Realtime International Film Festival (RTF) had its formal opening Saturday 20 August with glamorous activities that included a Red Carpet reception and screening of short and feature films at the Space Hub at WEP, Lekki studios, 6-8 General Ogomudia Boulevard, Off Jeremiah Ugwu Street, Off Babatunde Anjous Ave, Off Admiralty Way, Lekki Phase 1.
A huge crowd of the who-is-who in Nollywood, took off at 5 pm with Industry Tributes, to honour practitioners who have contributed to the movement and development of the Nigerian film industry.
The screening of select short films, including Tailored by Kongs Shamaki; Poached, by Andrea Peregrino & Damilare Adeleke; Unseen Tears, by Sammieleo; Abuja, by Nuvie Films Production.
Obi Emelonye’s latest and popular flick, Blackmail had its African premiere as the opening feature film of the festival.
Festival founder and Director of RTF, Stanlee Ohikhuare said the seventh edition of the festival has been designed to act as a “connector between generations of filmmakers”, and as well as “bridge the gaps often seen within several film traditions and ethnicities”. As such the selection of films have been deliberately curated to reflect the different cultures and styles of storytelling.
A special feature of the festival in its seventh iteration is the desire to pay due attention to the “labours of our heroes past”, says Ohikhuare.
“RTF is proud to revisit Nollywood’s foundations as we screen Nollywood classics that are no longer in the gaze of younger practitioners or film patrons,” he said.

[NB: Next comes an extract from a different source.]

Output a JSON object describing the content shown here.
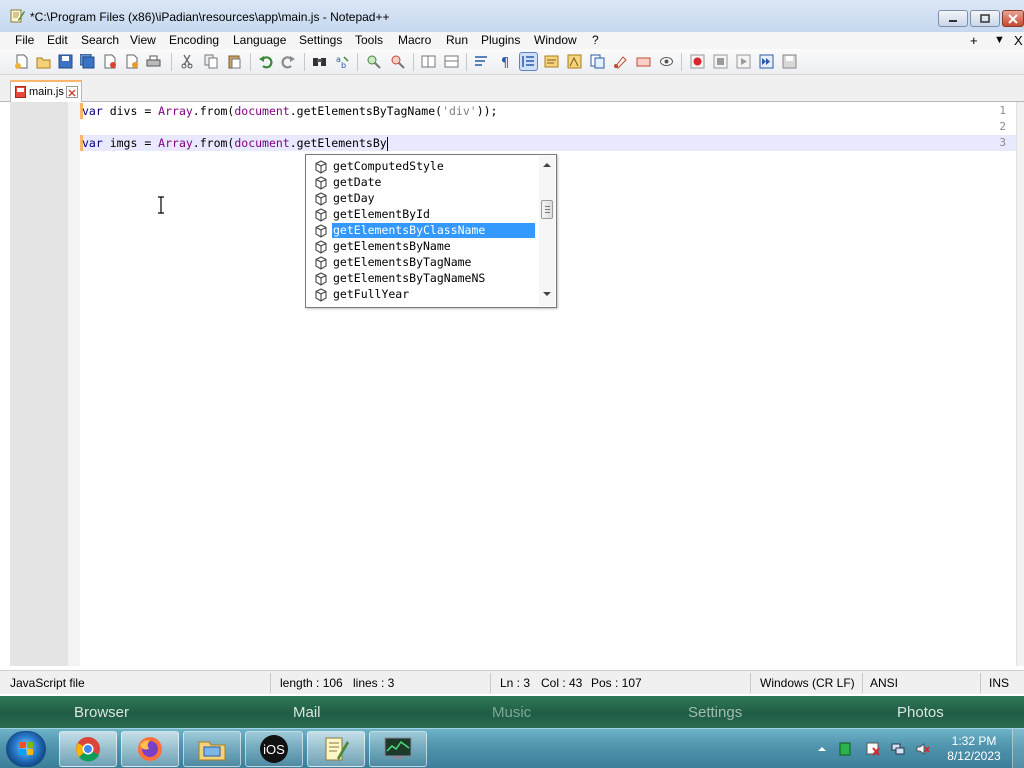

“The films have been specially selected to show the various tendencies of the basis of what is today known as the Nollywood film production aesthetics”, stated the multi-skilled filmmaker and festival director.

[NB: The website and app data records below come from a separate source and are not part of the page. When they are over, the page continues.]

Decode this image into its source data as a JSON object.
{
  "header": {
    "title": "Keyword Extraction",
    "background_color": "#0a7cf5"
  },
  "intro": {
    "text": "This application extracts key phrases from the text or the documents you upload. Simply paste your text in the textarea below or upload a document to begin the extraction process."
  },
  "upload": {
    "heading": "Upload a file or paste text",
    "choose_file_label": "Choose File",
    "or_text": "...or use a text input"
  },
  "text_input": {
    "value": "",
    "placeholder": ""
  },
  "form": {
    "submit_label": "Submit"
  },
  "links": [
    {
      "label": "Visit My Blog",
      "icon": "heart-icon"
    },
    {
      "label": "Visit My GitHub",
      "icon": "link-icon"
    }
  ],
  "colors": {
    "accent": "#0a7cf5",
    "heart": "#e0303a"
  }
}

The selected films are to serve as educational and mentoring tools for the pool of young filmmakers who may never have encountered them or their makers, and who form the bulk of the festival’s participants and patrons.
“The plan is to use the edition to pay tribute to ‘labour of the heroes past’, by showcasing high points of the glorious moments in the chequered journeys of the Nigerian cinema.

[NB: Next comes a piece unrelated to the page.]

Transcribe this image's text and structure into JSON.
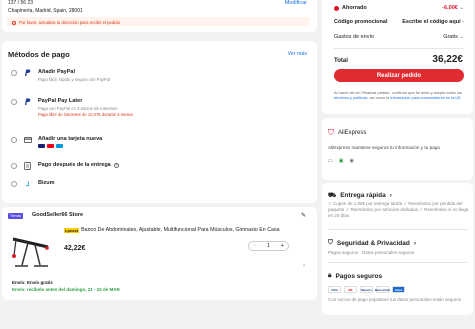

“This will be done through the showcasing of some of the films that made a huge and impactful impression in the 90s through the 2000s before the now famous ‘Nollywood’ came to formally acquire its name and current character.”
The classic films will be showcased mostly at Freedom Park, the old historical colonial prison, which has become the most important centre for cultural production and expression in the city of Lagos. This is a deliberate move by the organisers to properly locate the films in the glorious past of then Nigerian films.
Among the “classics” featuring in the session which will begin screening on Sunday, August 21 at the Freedom Park, Lagos, are:
- Hostages, (1 hr. 56 mins; 1997); directed by Tade Ogidan for OGD Pictures;
- Vigilante (16mm; 106 mins; 1988); written by Afolabi Adesanya; directed by Adedeji Adesanya; produced by Afolabi Adesanya for A’ Productions
- Ose Sango, (104 mins, 1991); written by Afolabi Adesanya; directed by Afolabi Adesanya; produced by Adedeji Adesanya for A’ Productions
- Maroko, (120 mins; 2006), written, and produced by Yinka Ogun; directed by Femi Odugbemi
- Across the Niger, (82 mins; 2004); written by Kabat Esosa Egbon; directed by Izu Ojukwu; produced by Kingsley Ogoro for Kingsley Ogoro Productions
- Heritage, (89mins; 2003); written, directed, and produced by Ladi Ladebo for Ladi Ladebo Productions
- Saving Alero, (110mins; 2001); written by Francis Onwochei; directed by Tade Ogidan; produced by Francis Onwochei
- The Kingmaker, (2002; ) directed by Fred Amata, produced by Olu and Joke Jacobs, for Lufodo Productions
- Also showing are two films — Campus Queen and Thunderbolt from the rich stable of the ace filmmaker, Tunde Kelani
- Details about the films are on the festival’s website: https://www.realtimefilmfestival.com/